• What you need to do:
Although the records include pictures, print only the rest, exactly as written.

• Source records:
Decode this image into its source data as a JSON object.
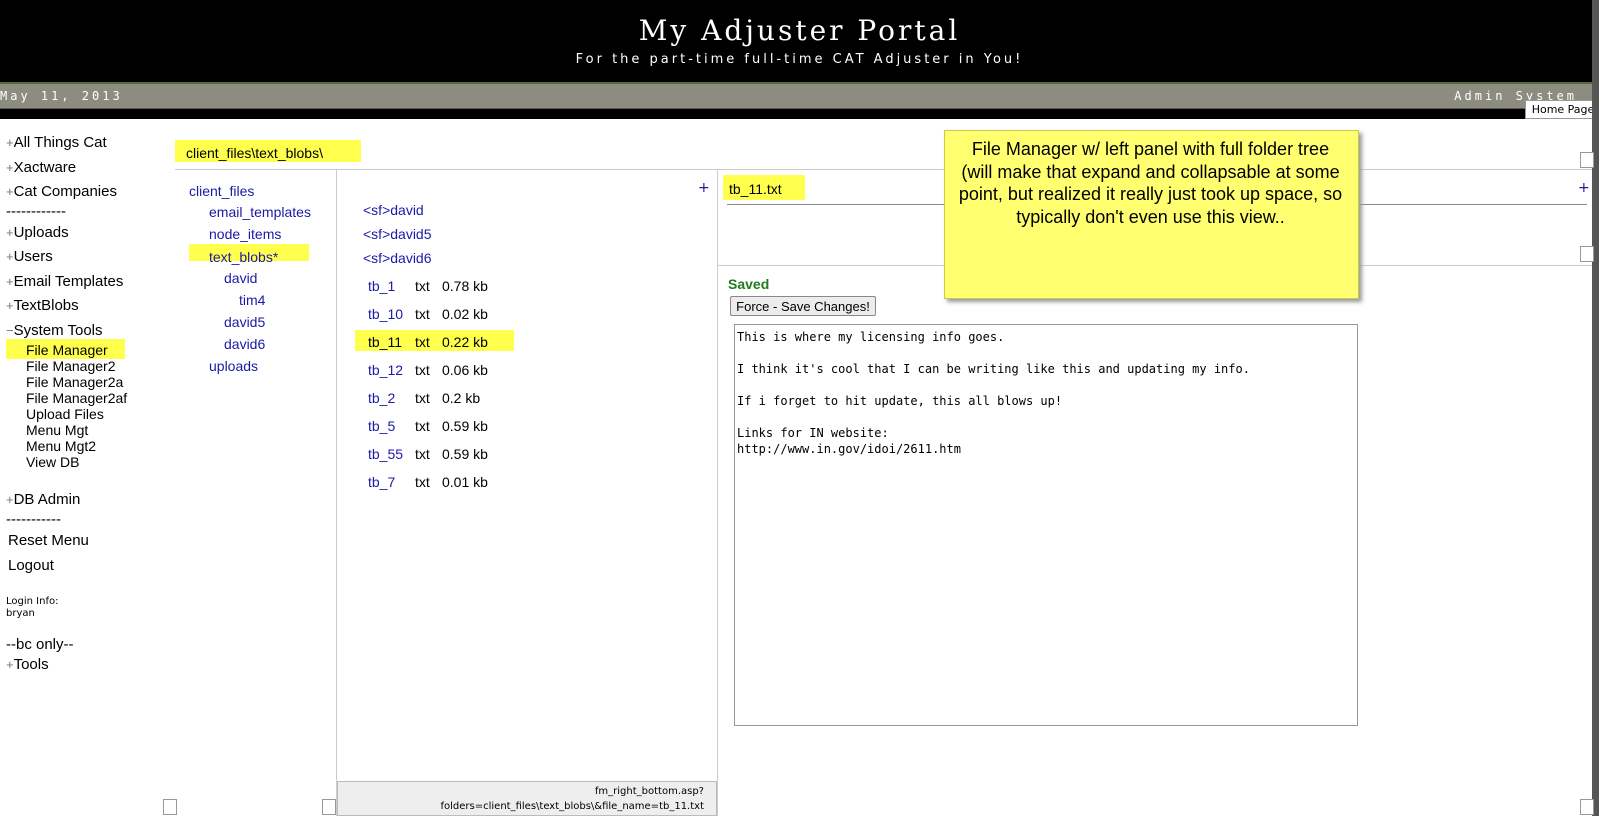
{
  "header": {
    "title": "My Adjuster Portal",
    "subtitle": "For the part-time full-time CAT Adjuster in You!",
    "date": "May 11, 2013",
    "system": "Admin System",
    "home_link": "Home Page"
  },
  "menu": {
    "all_things_cat": "All Things Cat",
    "xactware": "Xactware",
    "cat_companies": "Cat Companies",
    "sep1": "------------",
    "uploads": "Uploads",
    "users": "Users",
    "email_templates": "Email Templates",
    "textblobs": "TextBlobs",
    "system_tools": "System Tools",
    "system_tools_items": [
      "File Manager",
      "File Manager2",
      "File Manager2a",
      "File Manager2af",
      "Upload Files",
      "Menu Mgt",
      "Menu Mgt2",
      "View DB"
    ],
    "db_admin": "DB Admin",
    "sep2": "-----------",
    "reset_menu": "Reset Menu",
    "logout": "Logout",
    "login_info_label": "Login Info:",
    "login_user": "bryan",
    "bc_only": "--bc only--",
    "tools": "Tools",
    "plus": "+",
    "minus": "−"
  },
  "path": "client_files\\text_blobs\\",
  "folder_tree": [
    "client_files",
    "email_templates",
    "node_items",
    "text_blobs",
    "david",
    "tim4",
    "david5",
    "david6",
    "uploads"
  ],
  "folder_selected_marker": "*",
  "file_list": {
    "plus": "+",
    "subfolders": [
      "<sf>david",
      "<sf>david5",
      "<sf>david6"
    ],
    "files": [
      {
        "name": "tb_1",
        "ext": "txt",
        "size": "0.78 kb"
      },
      {
        "name": "tb_10",
        "ext": "txt",
        "size": "0.02 kb"
      },
      {
        "name": "tb_11",
        "ext": "txt",
        "size": "0.22 kb"
      },
      {
        "name": "tb_12",
        "ext": "txt",
        "size": "0.06 kb"
      },
      {
        "name": "tb_2",
        "ext": "txt",
        "size": "0.2 kb"
      },
      {
        "name": "tb_5",
        "ext": "txt",
        "size": "0.59 kb"
      },
      {
        "name": "tb_55",
        "ext": "txt",
        "size": "0.59 kb"
      },
      {
        "name": "tb_7",
        "ext": "txt",
        "size": "0.01 kb"
      }
    ],
    "status_url_line1": "fm_right_bottom.asp?",
    "status_url_line2": "folders=client_files\\text_blobs\\&file_name=tb_11.txt"
  },
  "editor": {
    "filename": "tb_11.txt",
    "plus": "+",
    "saved": "Saved",
    "force_save": "Force - Save Changes!",
    "content": "This is where my licensing info goes.\n\nI think it's cool that I can be writing like this and updating my info.\n\nIf i forget to hit update, this all blows up!\n\nLinks for IN website:\nhttp://www.in.gov/idoi/2611.htm"
  },
  "callout": {
    "text": "File Manager w/ left panel with full folder tree (will make that expand and collapsable at some point, but realized it really just took up space, so typically don't even use this view.."
  },
  "colors": {
    "highlight": "#ffff4d",
    "link": "#1a1aa6",
    "saved": "#1e7b1e",
    "callout": "#ffff70"
  }
}
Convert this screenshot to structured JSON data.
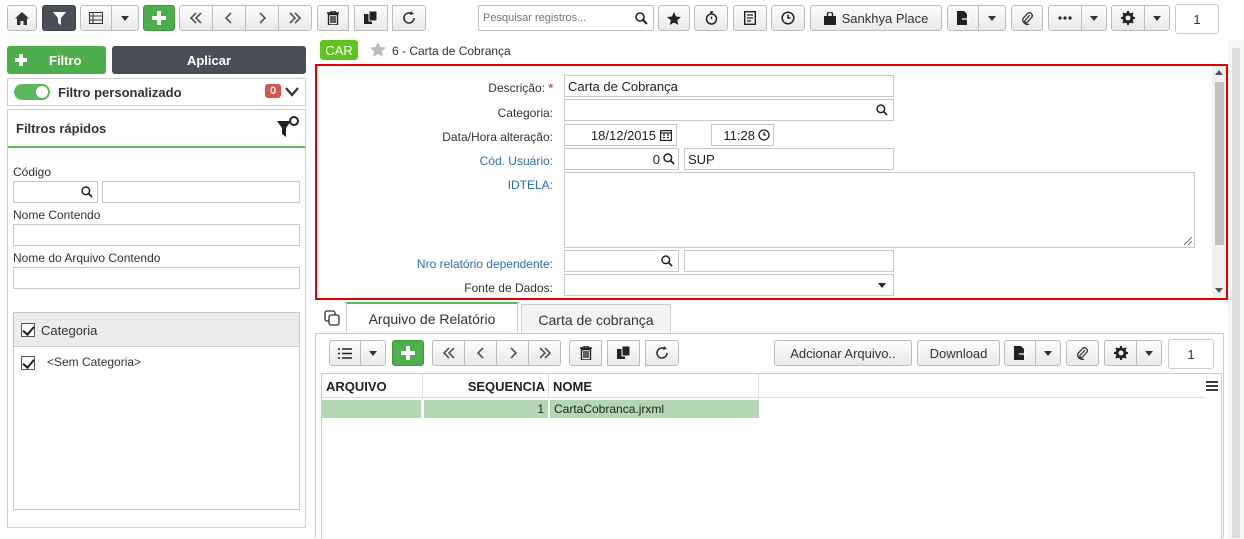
{
  "toolbar": {
    "search_placeholder": "Pesquisar registros...",
    "place_label": "Sankhya Place",
    "page_number": "1"
  },
  "left": {
    "filtro_label": "Filtro",
    "aplicar_label": "Aplicar",
    "filtro_personalizado": "Filtro personalizado",
    "filtro_count": "0",
    "filtros_rapidos": "Filtros rápidos",
    "codigo_label": "Código",
    "nome_contendo_label": "Nome Contendo",
    "nome_arquivo_label": "Nome do Arquivo Contendo",
    "categoria_header": "Categoria",
    "categoria_items": [
      "<Sem Categoria>"
    ]
  },
  "record": {
    "badge": "CAR",
    "title": "6 - Carta de Cobrança"
  },
  "form": {
    "descricao_label": "Descrição:",
    "descricao_value": "Carta de Cobrança",
    "categoria_label": "Categoria:",
    "data_label": "Data/Hora alteração:",
    "data_value": "18/12/2015",
    "hora_value": "11:28",
    "usuario_label": "Cód. Usuário:",
    "usuario_code": "0",
    "usuario_name": "SUP",
    "idtela_label": "IDTELA:",
    "nro_label": "Nro relatório dependente:",
    "fonte_label": "Fonte de Dados:"
  },
  "tabs": [
    "Arquivo de Relatório",
    "Carta de cobrança"
  ],
  "detail_toolbar": {
    "adicionar_label": "Adcionar Arquivo..",
    "download_label": "Download",
    "page_number": "1"
  },
  "grid": {
    "columns": [
      "ARQUIVO",
      "SEQUENCIA",
      "NOME"
    ],
    "rows": [
      {
        "arquivo": "",
        "sequencia": "1",
        "nome": "CartaCobranca.jrxml"
      }
    ]
  },
  "colors": {
    "accent_green": "#5cb85c",
    "highlight_red": "#e00000",
    "dark": "#4a4f57"
  }
}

• Reply to the task:
Decode this image into its source data as a JSON object.
{
  "header": {
    "title": "My Adjuster Portal",
    "subtitle": "For the part-time full-time CAT Adjuster in You!",
    "date": "May 11, 2013",
    "system": "Admin System",
    "home_link": "Home Page"
  },
  "menu": {
    "all_things_cat": "All Things Cat",
    "xactware": "Xactware",
    "cat_companies": "Cat Companies",
    "sep1": "------------",
    "uploads": "Uploads",
    "users": "Users",
    "email_templates": "Email Templates",
    "textblobs": "TextBlobs",
    "system_tools": "System Tools",
    "system_tools_items": [
      "File Manager",
      "File Manager2",
      "File Manager2a",
      "File Manager2af",
      "Upload Files",
      "Menu Mgt",
      "Menu Mgt2",
      "View DB"
    ],
    "db_admin": "DB Admin",
    "sep2": "-----------",
    "reset_menu": "Reset Menu",
    "logout": "Logout",
    "login_info_label": "Login Info:",
    "login_user": "bryan",
    "bc_only": "--bc only--",
    "tools": "Tools",
    "plus": "+",
    "minus": "−"
  },
  "path": "client_files\\text_blobs\\",
  "folder_tree": [
    "client_files",
    "email_templates",
    "node_items",
    "text_blobs",
    "david",
    "tim4",
    "david5",
    "david6",
    "uploads"
  ],
  "folder_selected_marker": "*",
  "file_list": {
    "plus": "+",
    "subfolders": [
      "<sf>david",
      "<sf>david5",
      "<sf>david6"
    ],
    "files": [
      {
        "name": "tb_1",
        "ext": "txt",
        "size": "0.78 kb"
      },
      {
        "name": "tb_10",
        "ext": "txt",
        "size": "0.02 kb"
      },
      {
        "name": "tb_11",
        "ext": "txt",
        "size": "0.22 kb"
      },
      {
        "name": "tb_12",
        "ext": "txt",
        "size": "0.06 kb"
      },
      {
        "name": "tb_2",
        "ext": "txt",
        "size": "0.2 kb"
      },
      {
        "name": "tb_5",
        "ext": "txt",
        "size": "0.59 kb"
      },
      {
        "name": "tb_55",
        "ext": "txt",
        "size": "0.59 kb"
      },
      {
        "name": "tb_7",
        "ext": "txt",
        "size": "0.01 kb"
      }
    ],
    "status_url_line1": "fm_right_bottom.asp?",
    "status_url_line2": "folders=client_files\\text_blobs\\&file_name=tb_11.txt"
  },
  "editor": {
    "filename": "tb_11.txt",
    "plus": "+",
    "saved": "Saved",
    "force_save": "Force - Save Changes!",
    "content": "This is where my licensing info goes.\n\nI think it's cool that I can be writing like this and updating my info.\n\nIf i forget to hit update, this all blows up!\n\nLinks for IN website:\nhttp://www.in.gov/idoi/2611.htm"
  },
  "callout": {
    "text": "File Manager w/ left panel with full folder tree (will make that expand and collapsable at some point, but realized it really just took up space, so typically don't even use this view.."
  },
  "colors": {
    "highlight": "#ffff4d",
    "link": "#1a1aa6",
    "saved": "#1e7b1e",
    "callout": "#ffff70"
  }
}
Convert this screenshot to structured JSON data.
{
  "toolbar": {
    "search_placeholder": "Pesquisar registros...",
    "place_label": "Sankhya Place",
    "page_number": "1"
  },
  "left": {
    "filtro_label": "Filtro",
    "aplicar_label": "Aplicar",
    "filtro_personalizado": "Filtro personalizado",
    "filtro_count": "0",
    "filtros_rapidos": "Filtros rápidos",
    "codigo_label": "Código",
    "nome_contendo_label": "Nome Contendo",
    "nome_arquivo_label": "Nome do Arquivo Contendo",
    "categoria_header": "Categoria",
    "categoria_items": [
      "<Sem Categoria>"
    ]
  },
  "record": {
    "badge": "CAR",
    "title": "6 - Carta de Cobrança"
  },
  "form": {
    "descricao_label": "Descrição:",
    "descricao_value": "Carta de Cobrança",
    "categoria_label": "Categoria:",
    "data_label": "Data/Hora alteração:",
    "data_value": "18/12/2015",
    "hora_value": "11:28",
    "usuario_label": "Cód. Usuário:",
    "usuario_code": "0",
    "usuario_name": "SUP",
    "idtela_label": "IDTELA:",
    "nro_label": "Nro relatório dependente:",
    "fonte_label": "Fonte de Dados:"
  },
  "tabs": [
    "Arquivo de Relatório",
    "Carta de cobrança"
  ],
  "detail_toolbar": {
    "adicionar_label": "Adcionar Arquivo..",
    "download_label": "Download",
    "page_number": "1"
  },
  "grid": {
    "columns": [
      "ARQUIVO",
      "SEQUENCIA",
      "NOME"
    ],
    "rows": [
      {
        "arquivo": "",
        "sequencia": "1",
        "nome": "CartaCobranca.jrxml"
      }
    ]
  },
  "colors": {
    "accent_green": "#5cb85c",
    "highlight_red": "#e00000",
    "dark": "#4a4f57"
  }
}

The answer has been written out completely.